Major: Integrated Science and Science in Human Culture
CFS Concentration: Field Studies in Civic Engagement
I did not fully understand what I was getting myself into when starting this internship, as I imagine is often the case with new jobs, but that actually turned out to be a good thing. When I was told I would spend 80% of my time researching composting policies & case studies and 20% of my time doing all the other things that Seven Generations Ahead (SGA) does, I had very little idea what the “other things” were, but this was a good thing as well. Because, as I’ve found, not knowing preserves the element of surprise that cheers you up, keeps you engaged, and reminds you of what you are really working towards.
It just so happened that one of those “other things” was the “Food: Too Good To Waste Challenge.” This program enrolled Oak Park residents and provided them with tools that enabled them to reduce their preventable food waste at home. When one potential participant missed the informational meeting the day before, my supervisor and I met with her to explain the details of the program. But there was one problem- this mother’s babysitting arrangements had fallen through, so both her four-year-old and one-year-old daughters were along for the meeting. After it became apparent that these kids were going to be a significant distraction, I took matters into my own hands. I started talking to the four-year-old, asking her to read out loud a book that she had brought along. The older sister also started to tell me about her favorite movies. She said that she had seen Frozen recently, and I told her the only thing I knew about it was the song, Let It Go. So she sang it for me! At this point, the adults could not help but to take notice of the solo-act going on. When she was finished singing, she was so excited that she wanted to sing three more songs from Frozen for me!

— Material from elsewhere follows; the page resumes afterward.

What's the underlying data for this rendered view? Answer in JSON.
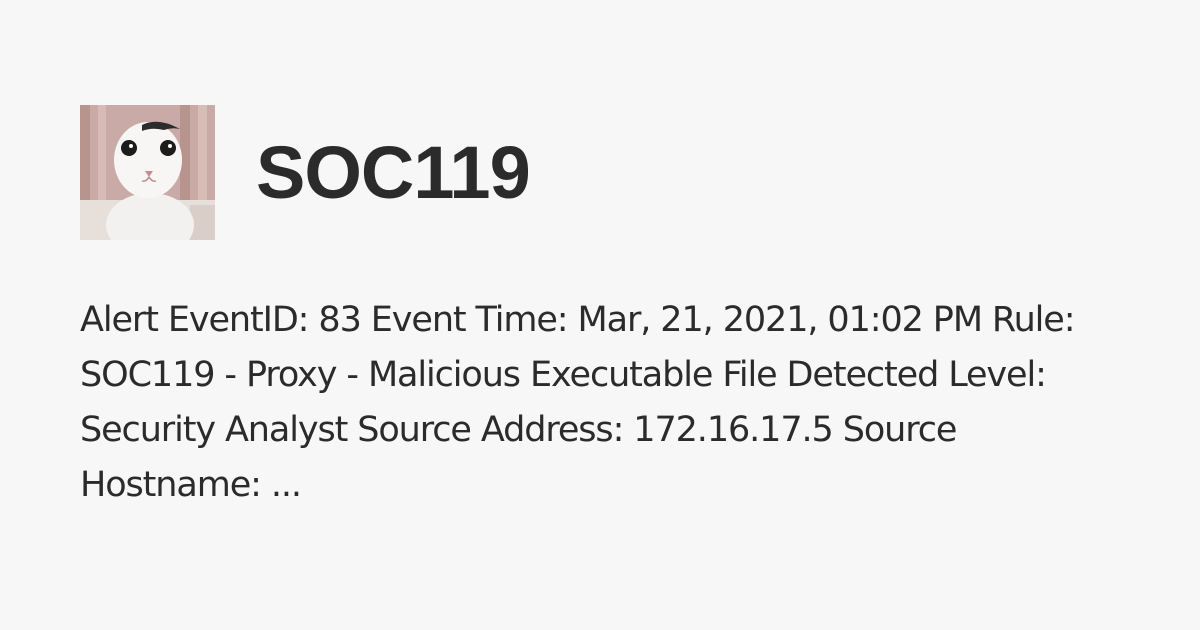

While it may not be immediately apparent what this experience means or why it matters, I think there is a good answer. Not only do these unexpected experiences brighten your day – who would not be delighted when they are serenaded by a four-year-old girl? – but they also connect you with people in a way that reminds you that you are working for them. In the case of SGA, which “enables communities to make the changes they need to create a sustainable future,” we are working for the community. Through our programs, we are building relationships and educating community members to achieve a sustainable future. This outgoing, four-year-old singer is exactly who SGA serves, and it was a pleasure to spend a few brief moments getting to know her.